1. Paul said, “To live is Christ, and to die is gain.” What do you think about that? Should you be able to say that as well?
2. What’s at the motivational core of your life?
3. How will you stay on track through the temptations and struggles of life?
4. Do you currently feel purpose in living for Jesus Christ?
5. How was Paul impacted by having Christ at his motivational core? How would you be impacted with Christ at the motivational core of your life?
6. What about Christ is so majestic and beautiful and awesome that makes Him worthy of first place in your heart and life?
7. How will you keep Christ at the motivational core of you life with all the other things that fight for that place?

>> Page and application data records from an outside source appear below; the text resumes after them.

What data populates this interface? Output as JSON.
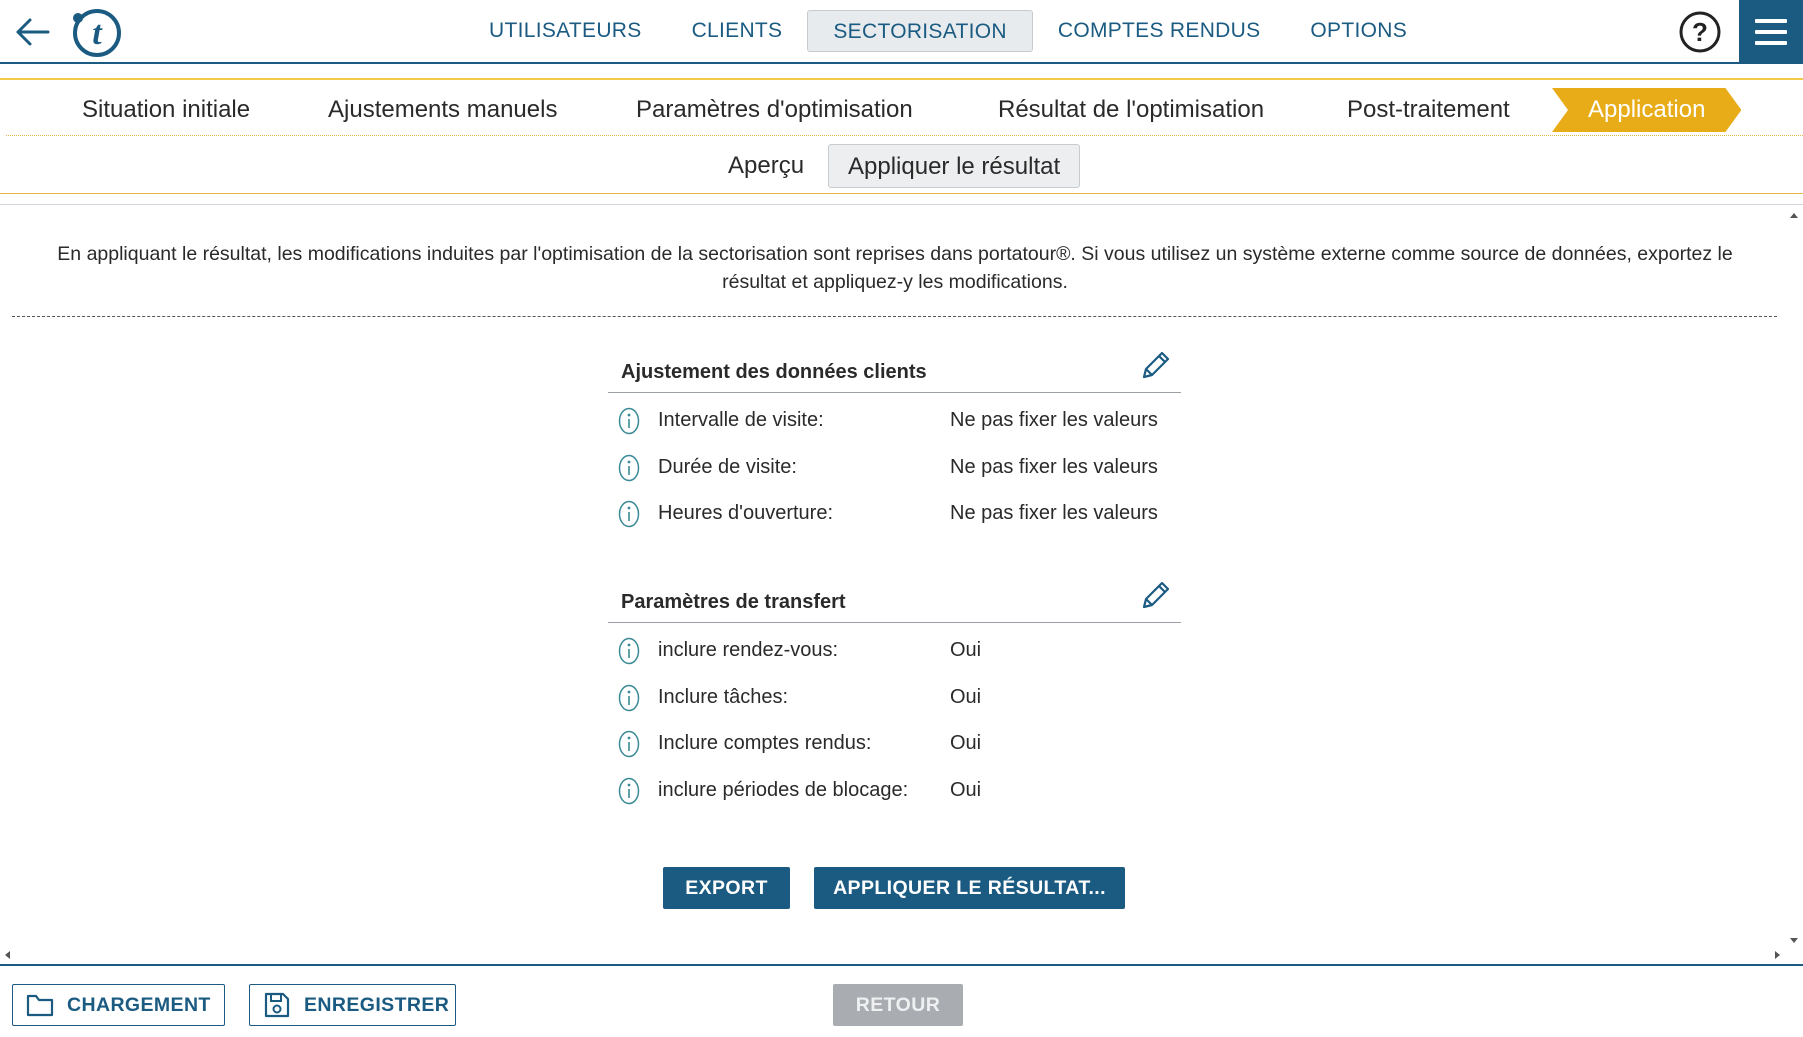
{
  "header": {
    "nav": [
      {
        "label": "UTILISATEURS",
        "active": false
      },
      {
        "label": "CLIENTS",
        "active": false
      },
      {
        "label": "SECTORISATION",
        "active": true
      },
      {
        "label": "COMPTES RENDUS",
        "active": false
      },
      {
        "label": "OPTIONS",
        "active": false
      }
    ],
    "help_label": "?",
    "colors": {
      "primary": "#1b5b82",
      "accent": "#e8ac18"
    }
  },
  "steps": [
    {
      "label": "Situation initiale",
      "active": false
    },
    {
      "label": "Ajustements manuels",
      "active": false
    },
    {
      "label": "Paramètres d'optimisation",
      "active": false
    },
    {
      "label": "Résultat de l'optimisation",
      "active": false
    },
    {
      "label": "Post-traitement",
      "active": false
    },
    {
      "label": "Application",
      "active": true
    }
  ],
  "subtabs": [
    {
      "label": "Aperçu",
      "active": false
    },
    {
      "label": "Appliquer le résultat",
      "active": true
    }
  ],
  "intro_text": "En appliquant le résultat, les modifications induites par l'optimisation de la sectorisation sont reprises dans portatour®. Si vous utilisez un système externe comme source de données, exportez le résultat et appliquez-y les modifications.",
  "sections": [
    {
      "title": "Ajustement des données clients",
      "rows": [
        {
          "label": "Intervalle de visite:",
          "value": "Ne pas fixer les valeurs"
        },
        {
          "label": "Durée de visite:",
          "value": "Ne pas fixer les valeurs"
        },
        {
          "label": "Heures d'ouverture:",
          "value": "Ne pas fixer les valeurs"
        }
      ]
    },
    {
      "title": "Paramètres de transfert",
      "rows": [
        {
          "label": "inclure rendez-vous:",
          "value": "Oui"
        },
        {
          "label": "Inclure tâches:",
          "value": "Oui"
        },
        {
          "label": "Inclure comptes rendus:",
          "value": "Oui"
        },
        {
          "label": "inclure périodes de blocage:",
          "value": "Oui"
        }
      ]
    }
  ],
  "actions": {
    "export_label": "EXPORT",
    "apply_label": "APPLIQUER LE RÉSULTAT..."
  },
  "footer": {
    "load_label": "CHARGEMENT",
    "save_label": "ENREGISTRER",
    "back_label": "RETOUR",
    "back_disabled": true
  },
  "icons": {
    "back": "arrow-left-icon",
    "logo": "portatour-logo",
    "help": "help-circle-icon",
    "menu": "hamburger-menu-icon",
    "edit": "pencil-icon",
    "info": "info-icon",
    "load": "folder-icon",
    "save": "floppy-disk-icon"
  }
}
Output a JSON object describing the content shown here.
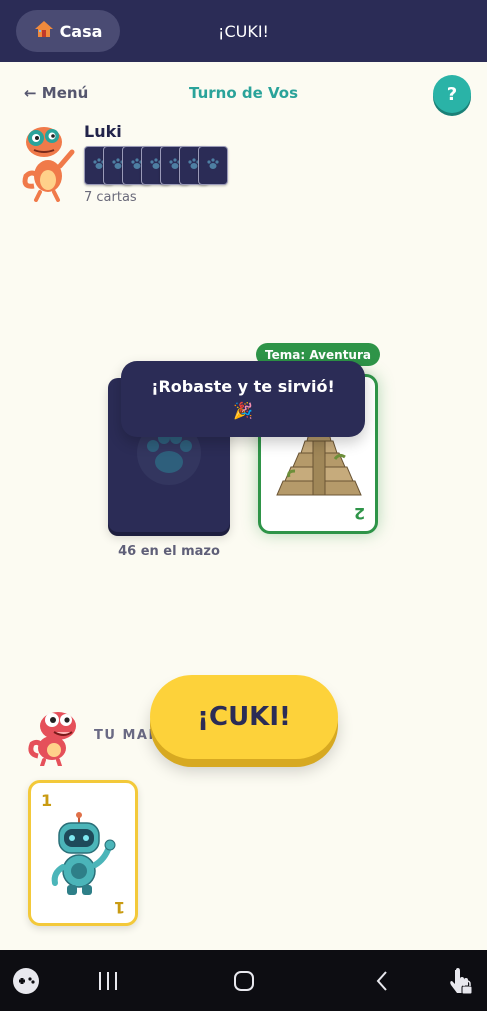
{
  "header": {
    "home_label": "Casa",
    "title": "¡CUKI!"
  },
  "subheader": {
    "back_label": "← Menú",
    "turn_label": "Turno de Vos",
    "help_label": "?"
  },
  "opponent": {
    "name": "Luki",
    "card_count_label": "7 cartas",
    "cards_shown": 7
  },
  "deck": {
    "count_label": "46 en el mazo"
  },
  "discard": {
    "theme_label": "Tema: Aventura",
    "card_number": "2"
  },
  "toast": {
    "message": "¡Robaste y te sirvió!",
    "emoji": "🎉"
  },
  "player": {
    "hand_label": "TU MANO",
    "cuki_button_label": "¡CUKI!",
    "cards": [
      {
        "number": "1",
        "image": "robot"
      }
    ]
  },
  "colors": {
    "header_bg": "#2b2c56",
    "accent_teal": "#2ab3a7",
    "theme_green": "#2e9448",
    "cuki_yellow": "#fdd23a",
    "background": "#fcfbf2"
  },
  "icons": {
    "home": "house-icon",
    "nav_game": "gamepad-icon",
    "nav_recents": "recents-icon",
    "nav_home": "home-circle-icon",
    "nav_back": "back-chevron-icon",
    "nav_touch": "touch-lock-icon"
  }
}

8. Read 2 Corinthians 5:1-10, 14-15 and pray that you would be motivated to live for Christ because of the majesty of Christ.
 This is very hard for us to understand in our current society and situation. It “can only strike us as strange in the modern church if we have allowed the comforts of our present physical existence to usurp the place of Christ in our lives as our chief priority” (Frank Thielman, Philippians: The NIV Application Commentary, 83.
 Carson in Basics for Believers, 30.
 “In the context, ‘to live is Christ’ surely means that for Paul to keep on living here means ministry, Christ-centered ministry, Christ-empowered ministry, Christ’s presence in his ministry” (Carson, Basics for Believers, 29).
 Matt Chandler, To Live Is Christ, To Die Is Gain, 36.
 As quoted by Carson in Basics for Believers, 31.
 Matt Chandler, To Live Is Christ, To Die Is Gain, 37.
 I concur with what C.S. Lewis says in The Last Battle,
“We can most truly say that they all lived happily ever after. But for them it was only the beginning of the real story. All their life in this world and all their adventures in Narnia had only been the cover and the title page: now at last they were beginning Chapter One of the Great Story which no one on earth has read: which goes on forever: in which every chapter is better than the one before” (C.S. Lewis, The Last Battle (New York: NY: Harper Collins, 2002), 228).
I believe we, upon arrival to the new Eden, will exclaim with Lewis’ Unicorn: “I have come home at last! This is my real country! I belong here. This is the land I have been looking for all my life, though I never knew it to now. The reason why we loved the old Narnia [“old creation”] is that it sometimes looked a little like this” (Ibid., 213).